# WHAT THE TASK ASKS
Scan the entries below. Report each line where the string "this" occurs.
──────── DATASET RECORDS ────────
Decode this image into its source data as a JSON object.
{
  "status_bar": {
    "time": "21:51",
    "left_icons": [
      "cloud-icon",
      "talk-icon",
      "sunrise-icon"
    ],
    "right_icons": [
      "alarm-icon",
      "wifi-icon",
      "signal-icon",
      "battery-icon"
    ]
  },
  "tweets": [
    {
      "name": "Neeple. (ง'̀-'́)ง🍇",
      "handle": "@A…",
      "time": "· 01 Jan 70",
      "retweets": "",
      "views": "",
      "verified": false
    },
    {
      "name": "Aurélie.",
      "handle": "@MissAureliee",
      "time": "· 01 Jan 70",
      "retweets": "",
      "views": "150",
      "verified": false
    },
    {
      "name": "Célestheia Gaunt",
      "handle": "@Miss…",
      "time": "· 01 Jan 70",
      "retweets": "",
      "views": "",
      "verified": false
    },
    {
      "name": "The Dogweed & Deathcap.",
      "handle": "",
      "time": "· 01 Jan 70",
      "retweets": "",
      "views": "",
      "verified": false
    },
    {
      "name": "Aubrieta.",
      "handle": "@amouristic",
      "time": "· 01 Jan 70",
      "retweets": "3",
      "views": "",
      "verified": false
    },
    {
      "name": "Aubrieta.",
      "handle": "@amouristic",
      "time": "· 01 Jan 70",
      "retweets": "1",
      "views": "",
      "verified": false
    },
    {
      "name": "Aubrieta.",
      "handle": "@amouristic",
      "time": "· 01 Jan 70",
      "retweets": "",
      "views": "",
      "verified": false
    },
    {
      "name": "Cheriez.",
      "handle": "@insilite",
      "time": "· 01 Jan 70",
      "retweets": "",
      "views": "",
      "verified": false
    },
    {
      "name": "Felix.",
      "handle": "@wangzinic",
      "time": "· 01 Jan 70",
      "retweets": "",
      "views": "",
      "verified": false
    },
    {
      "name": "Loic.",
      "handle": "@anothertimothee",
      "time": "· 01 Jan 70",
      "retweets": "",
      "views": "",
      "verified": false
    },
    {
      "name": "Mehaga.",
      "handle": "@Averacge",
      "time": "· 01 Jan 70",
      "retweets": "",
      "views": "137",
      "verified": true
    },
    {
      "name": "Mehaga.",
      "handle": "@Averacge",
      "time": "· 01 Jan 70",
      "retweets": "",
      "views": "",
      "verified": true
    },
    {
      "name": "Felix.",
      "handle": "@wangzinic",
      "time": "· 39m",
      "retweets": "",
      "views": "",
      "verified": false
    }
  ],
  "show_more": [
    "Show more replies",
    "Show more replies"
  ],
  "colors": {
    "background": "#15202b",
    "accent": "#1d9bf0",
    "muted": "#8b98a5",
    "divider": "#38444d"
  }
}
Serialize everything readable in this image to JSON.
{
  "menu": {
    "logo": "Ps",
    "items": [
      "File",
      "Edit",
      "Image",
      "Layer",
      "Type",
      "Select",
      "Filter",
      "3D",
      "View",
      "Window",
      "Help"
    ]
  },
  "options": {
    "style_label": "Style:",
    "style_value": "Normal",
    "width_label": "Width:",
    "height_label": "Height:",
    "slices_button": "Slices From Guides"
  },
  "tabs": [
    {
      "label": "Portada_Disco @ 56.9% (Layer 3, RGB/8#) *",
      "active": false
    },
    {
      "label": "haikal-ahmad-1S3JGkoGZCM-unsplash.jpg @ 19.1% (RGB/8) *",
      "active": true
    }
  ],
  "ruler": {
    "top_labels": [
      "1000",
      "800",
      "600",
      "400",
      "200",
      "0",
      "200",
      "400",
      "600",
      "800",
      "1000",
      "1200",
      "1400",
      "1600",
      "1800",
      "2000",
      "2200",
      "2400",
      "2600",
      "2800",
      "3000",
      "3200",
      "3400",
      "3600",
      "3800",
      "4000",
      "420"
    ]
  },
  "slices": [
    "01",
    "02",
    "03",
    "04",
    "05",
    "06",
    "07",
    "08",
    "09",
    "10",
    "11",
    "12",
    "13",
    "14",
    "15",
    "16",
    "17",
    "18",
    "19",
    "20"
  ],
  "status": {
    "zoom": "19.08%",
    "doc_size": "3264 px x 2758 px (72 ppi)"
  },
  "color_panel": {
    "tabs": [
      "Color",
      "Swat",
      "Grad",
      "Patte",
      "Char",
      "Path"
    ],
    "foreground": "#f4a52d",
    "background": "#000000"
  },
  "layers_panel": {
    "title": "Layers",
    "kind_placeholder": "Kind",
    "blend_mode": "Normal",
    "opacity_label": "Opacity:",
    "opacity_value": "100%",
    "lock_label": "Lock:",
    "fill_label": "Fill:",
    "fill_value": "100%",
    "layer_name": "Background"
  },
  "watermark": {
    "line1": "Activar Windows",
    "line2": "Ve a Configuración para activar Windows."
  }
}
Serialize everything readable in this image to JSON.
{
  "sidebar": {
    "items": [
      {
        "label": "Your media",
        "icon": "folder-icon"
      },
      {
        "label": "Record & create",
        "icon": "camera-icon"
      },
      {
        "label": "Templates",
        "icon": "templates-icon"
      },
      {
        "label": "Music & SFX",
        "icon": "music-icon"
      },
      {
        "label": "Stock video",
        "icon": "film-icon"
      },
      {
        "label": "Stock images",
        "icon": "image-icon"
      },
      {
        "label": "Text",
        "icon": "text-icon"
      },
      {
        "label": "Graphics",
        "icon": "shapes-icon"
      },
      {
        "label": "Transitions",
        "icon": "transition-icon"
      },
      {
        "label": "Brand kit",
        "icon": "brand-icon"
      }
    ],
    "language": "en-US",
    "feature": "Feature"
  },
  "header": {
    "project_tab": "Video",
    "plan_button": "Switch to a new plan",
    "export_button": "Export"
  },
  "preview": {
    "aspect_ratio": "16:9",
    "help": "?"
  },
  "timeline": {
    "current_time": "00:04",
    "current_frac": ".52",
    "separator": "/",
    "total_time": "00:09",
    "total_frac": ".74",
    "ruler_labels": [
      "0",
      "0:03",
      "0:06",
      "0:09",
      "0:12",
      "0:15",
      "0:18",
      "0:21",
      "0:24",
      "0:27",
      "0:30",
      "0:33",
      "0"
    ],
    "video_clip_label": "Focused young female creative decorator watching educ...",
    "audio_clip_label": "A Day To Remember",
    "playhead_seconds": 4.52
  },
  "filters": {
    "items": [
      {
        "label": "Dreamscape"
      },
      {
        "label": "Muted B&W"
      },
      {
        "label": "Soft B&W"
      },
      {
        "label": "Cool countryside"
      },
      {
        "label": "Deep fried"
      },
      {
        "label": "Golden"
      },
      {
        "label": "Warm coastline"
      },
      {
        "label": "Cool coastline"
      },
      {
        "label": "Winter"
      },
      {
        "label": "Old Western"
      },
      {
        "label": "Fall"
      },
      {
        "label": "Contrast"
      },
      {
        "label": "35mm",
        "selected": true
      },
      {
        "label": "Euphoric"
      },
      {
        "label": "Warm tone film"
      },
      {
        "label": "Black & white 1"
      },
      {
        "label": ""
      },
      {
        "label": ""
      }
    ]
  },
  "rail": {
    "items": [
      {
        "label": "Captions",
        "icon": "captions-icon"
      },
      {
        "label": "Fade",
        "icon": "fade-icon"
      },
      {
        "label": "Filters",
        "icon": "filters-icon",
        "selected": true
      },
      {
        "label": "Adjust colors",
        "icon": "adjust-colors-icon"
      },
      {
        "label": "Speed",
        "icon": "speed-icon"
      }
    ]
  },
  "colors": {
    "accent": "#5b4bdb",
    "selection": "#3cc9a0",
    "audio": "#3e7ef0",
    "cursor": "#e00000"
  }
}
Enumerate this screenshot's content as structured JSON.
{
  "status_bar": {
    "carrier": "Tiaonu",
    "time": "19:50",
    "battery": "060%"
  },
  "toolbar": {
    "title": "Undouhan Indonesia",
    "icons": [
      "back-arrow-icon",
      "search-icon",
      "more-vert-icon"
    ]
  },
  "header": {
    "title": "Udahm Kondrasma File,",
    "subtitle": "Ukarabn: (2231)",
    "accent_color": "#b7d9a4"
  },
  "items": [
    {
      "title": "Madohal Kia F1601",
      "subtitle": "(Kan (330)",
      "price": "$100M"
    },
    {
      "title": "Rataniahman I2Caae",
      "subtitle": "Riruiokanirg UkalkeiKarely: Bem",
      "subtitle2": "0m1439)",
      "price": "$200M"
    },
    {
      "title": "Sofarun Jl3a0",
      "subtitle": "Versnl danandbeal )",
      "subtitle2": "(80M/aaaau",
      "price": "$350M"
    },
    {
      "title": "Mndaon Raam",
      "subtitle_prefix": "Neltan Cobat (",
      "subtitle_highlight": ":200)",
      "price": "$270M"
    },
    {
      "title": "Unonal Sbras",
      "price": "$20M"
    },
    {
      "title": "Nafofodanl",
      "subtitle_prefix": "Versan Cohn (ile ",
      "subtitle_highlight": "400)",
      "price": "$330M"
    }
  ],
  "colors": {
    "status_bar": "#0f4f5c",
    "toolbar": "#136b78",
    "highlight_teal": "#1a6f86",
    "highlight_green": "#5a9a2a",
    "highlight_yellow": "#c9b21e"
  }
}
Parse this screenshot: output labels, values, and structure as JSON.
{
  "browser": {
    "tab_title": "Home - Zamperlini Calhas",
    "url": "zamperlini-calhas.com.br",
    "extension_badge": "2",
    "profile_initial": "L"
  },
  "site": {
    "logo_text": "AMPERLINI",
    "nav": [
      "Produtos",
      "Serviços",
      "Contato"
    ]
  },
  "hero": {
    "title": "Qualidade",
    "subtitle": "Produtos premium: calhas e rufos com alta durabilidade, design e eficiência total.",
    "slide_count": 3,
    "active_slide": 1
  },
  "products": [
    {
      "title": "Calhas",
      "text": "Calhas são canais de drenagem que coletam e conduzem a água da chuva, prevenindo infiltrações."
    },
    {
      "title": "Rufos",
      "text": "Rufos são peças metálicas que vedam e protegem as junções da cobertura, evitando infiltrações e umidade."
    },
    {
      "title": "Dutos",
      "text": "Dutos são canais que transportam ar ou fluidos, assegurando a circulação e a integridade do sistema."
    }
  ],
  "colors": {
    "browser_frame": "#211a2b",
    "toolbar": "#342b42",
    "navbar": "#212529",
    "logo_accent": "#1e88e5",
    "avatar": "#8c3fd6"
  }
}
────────
# SOLUTION TO THE EXERCISE
Decode this image into its source data as a JSON object.
Serialize everything readable in this image to JSON.
Serialize everything readable in this image to JSON.
Enumerate this screenshot's content as structured JSON.
Parse this screenshot: output labels, values, and structure as JSON.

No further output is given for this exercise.